■ **THE PROBLEM**
Where a line below includes the word "绘画涂抹", copy that line.

■ **EXTRACTED DATA**
________________________

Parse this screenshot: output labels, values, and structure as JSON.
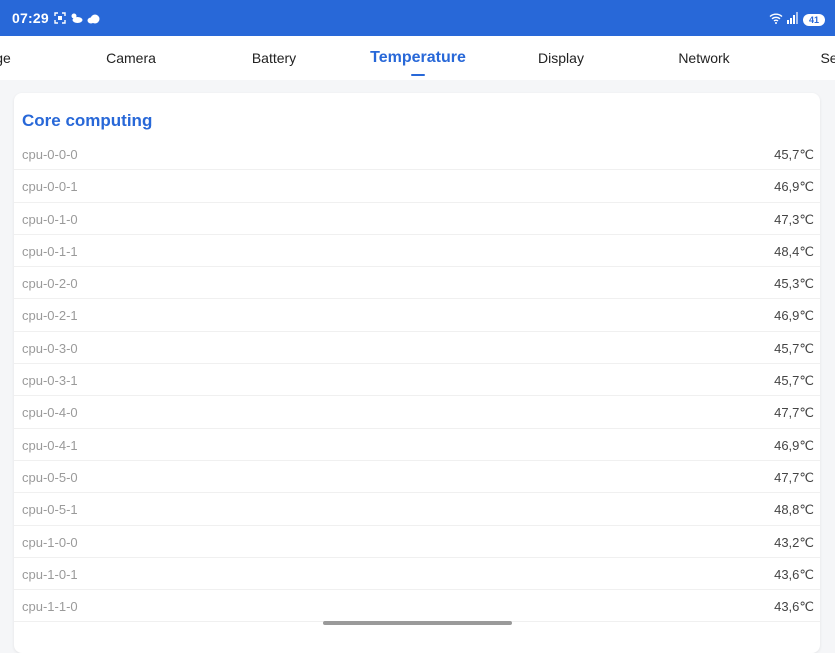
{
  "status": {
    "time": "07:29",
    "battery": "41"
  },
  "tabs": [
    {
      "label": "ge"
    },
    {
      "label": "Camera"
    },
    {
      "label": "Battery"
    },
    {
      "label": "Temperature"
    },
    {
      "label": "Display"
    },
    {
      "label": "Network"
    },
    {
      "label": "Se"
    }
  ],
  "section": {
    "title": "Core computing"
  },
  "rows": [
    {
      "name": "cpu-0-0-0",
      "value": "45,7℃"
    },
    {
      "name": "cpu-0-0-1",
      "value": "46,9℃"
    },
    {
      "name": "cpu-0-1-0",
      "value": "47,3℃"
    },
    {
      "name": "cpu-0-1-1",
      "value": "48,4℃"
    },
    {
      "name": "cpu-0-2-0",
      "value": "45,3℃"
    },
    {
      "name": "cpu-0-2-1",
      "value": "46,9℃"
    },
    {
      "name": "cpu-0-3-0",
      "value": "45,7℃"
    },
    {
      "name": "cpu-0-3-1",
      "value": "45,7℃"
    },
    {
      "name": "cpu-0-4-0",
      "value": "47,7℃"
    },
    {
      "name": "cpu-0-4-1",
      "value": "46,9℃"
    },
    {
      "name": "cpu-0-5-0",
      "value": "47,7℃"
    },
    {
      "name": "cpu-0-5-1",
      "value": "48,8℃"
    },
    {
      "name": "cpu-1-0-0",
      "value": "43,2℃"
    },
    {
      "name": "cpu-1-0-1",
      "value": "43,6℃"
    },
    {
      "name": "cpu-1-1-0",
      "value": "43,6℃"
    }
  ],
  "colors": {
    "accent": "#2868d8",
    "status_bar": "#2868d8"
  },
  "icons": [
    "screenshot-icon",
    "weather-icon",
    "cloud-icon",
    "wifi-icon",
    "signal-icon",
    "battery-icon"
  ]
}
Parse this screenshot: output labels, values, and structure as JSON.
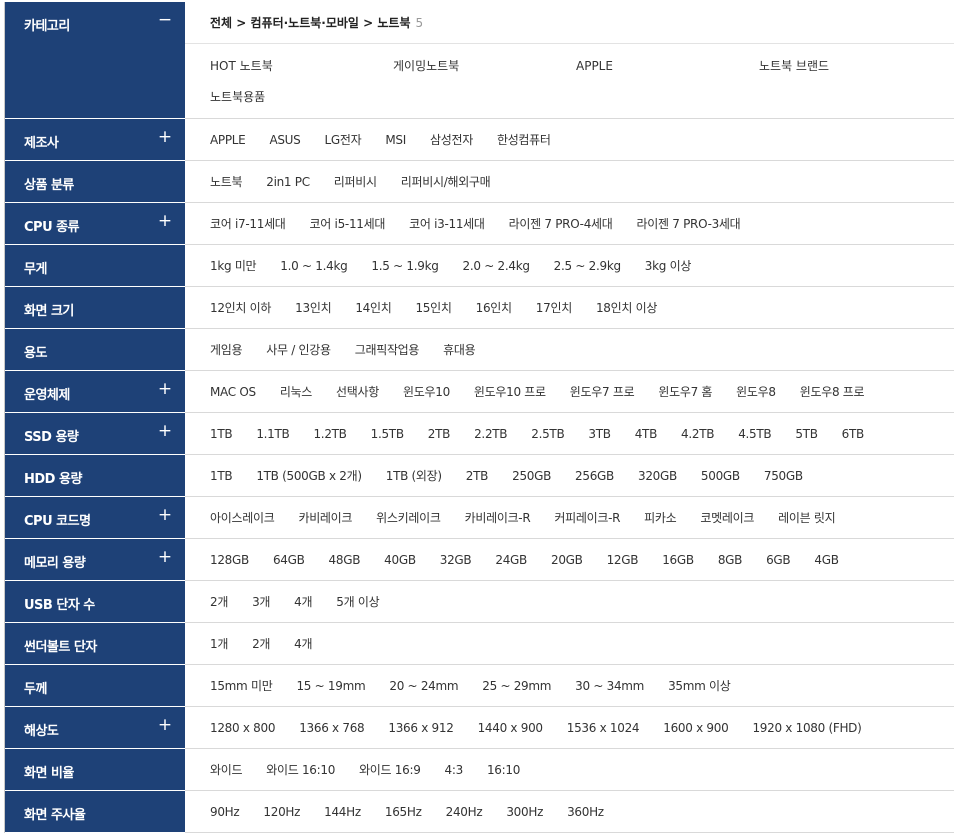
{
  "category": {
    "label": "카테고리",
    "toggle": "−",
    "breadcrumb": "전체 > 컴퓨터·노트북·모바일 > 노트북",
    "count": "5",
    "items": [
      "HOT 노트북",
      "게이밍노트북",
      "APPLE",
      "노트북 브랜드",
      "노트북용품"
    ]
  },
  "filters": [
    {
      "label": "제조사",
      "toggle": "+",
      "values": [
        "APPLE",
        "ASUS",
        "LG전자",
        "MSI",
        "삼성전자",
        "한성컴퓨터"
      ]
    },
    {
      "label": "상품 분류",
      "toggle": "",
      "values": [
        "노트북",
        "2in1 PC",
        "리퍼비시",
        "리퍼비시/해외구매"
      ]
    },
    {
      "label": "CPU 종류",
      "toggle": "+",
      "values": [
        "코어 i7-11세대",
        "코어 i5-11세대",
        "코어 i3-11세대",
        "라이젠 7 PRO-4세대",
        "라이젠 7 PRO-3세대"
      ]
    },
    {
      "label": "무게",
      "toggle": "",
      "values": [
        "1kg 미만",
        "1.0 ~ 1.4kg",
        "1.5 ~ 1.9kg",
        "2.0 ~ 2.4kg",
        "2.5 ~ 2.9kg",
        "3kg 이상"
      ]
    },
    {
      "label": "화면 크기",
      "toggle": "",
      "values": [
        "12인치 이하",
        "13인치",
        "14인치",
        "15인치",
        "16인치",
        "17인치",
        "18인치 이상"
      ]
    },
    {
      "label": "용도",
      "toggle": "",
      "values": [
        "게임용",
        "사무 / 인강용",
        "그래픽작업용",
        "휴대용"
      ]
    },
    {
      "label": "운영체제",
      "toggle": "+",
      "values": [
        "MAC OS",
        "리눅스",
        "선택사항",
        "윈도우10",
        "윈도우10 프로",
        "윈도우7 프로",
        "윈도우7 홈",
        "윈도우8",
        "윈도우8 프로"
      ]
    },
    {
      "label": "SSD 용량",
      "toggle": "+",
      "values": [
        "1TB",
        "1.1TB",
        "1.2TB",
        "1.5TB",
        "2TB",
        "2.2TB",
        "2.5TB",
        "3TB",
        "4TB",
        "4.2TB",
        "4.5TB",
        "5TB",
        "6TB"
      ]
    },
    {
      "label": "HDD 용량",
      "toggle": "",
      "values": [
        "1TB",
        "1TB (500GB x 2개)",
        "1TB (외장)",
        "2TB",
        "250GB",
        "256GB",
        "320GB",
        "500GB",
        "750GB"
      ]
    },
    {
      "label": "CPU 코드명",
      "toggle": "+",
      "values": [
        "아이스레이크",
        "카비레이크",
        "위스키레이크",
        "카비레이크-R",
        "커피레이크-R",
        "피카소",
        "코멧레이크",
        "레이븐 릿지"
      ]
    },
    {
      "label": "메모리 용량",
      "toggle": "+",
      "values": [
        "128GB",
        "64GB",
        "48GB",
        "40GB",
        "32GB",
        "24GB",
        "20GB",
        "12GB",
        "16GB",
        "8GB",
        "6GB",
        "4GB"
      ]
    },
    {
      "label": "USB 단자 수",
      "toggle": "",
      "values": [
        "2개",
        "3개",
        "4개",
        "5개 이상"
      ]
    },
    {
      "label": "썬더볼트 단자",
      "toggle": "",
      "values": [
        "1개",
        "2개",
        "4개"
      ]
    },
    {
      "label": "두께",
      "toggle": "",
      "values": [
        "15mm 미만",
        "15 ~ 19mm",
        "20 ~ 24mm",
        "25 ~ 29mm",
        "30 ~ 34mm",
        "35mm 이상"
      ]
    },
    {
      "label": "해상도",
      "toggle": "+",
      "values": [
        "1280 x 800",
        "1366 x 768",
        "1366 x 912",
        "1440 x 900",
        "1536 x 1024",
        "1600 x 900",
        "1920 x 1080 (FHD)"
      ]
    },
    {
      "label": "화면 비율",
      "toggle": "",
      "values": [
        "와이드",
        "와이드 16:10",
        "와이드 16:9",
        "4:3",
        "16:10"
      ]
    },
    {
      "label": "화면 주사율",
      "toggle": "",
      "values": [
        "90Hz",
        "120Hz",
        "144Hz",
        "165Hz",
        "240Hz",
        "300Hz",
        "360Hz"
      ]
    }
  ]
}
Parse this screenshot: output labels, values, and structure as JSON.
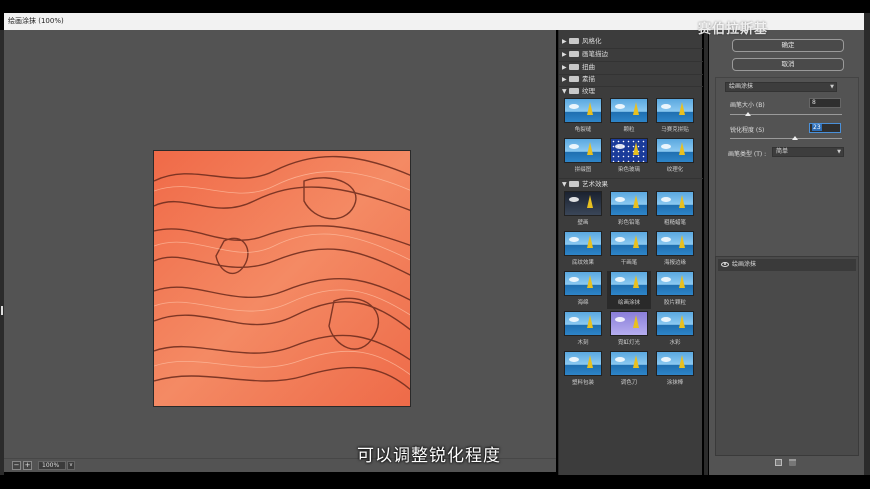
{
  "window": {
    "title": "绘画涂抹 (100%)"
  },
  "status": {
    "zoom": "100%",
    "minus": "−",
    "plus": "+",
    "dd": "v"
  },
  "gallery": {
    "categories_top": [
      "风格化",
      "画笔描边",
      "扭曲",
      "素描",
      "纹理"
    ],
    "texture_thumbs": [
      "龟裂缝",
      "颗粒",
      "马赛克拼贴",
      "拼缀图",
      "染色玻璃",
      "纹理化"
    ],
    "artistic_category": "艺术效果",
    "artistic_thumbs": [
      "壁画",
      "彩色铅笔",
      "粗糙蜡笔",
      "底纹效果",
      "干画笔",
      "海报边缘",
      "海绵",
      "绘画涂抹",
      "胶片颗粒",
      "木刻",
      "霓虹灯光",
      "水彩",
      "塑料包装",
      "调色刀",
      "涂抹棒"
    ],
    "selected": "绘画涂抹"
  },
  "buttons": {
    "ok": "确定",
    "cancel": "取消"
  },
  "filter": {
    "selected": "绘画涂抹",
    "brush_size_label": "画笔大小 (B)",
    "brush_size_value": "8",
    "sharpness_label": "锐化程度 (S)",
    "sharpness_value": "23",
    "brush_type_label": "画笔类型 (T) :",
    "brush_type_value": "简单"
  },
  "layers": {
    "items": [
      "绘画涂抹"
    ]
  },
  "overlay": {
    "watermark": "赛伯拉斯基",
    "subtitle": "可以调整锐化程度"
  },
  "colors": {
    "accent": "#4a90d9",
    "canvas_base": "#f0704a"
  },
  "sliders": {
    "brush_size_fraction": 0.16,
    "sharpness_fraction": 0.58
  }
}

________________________

■ **THE ANSWER**
    "title": "绘画涂抹 (100%)"
      "绘画涂抹",
    "selected": "绘画涂抹"
    "selected": "绘画涂抹",
      "绘画涂抹"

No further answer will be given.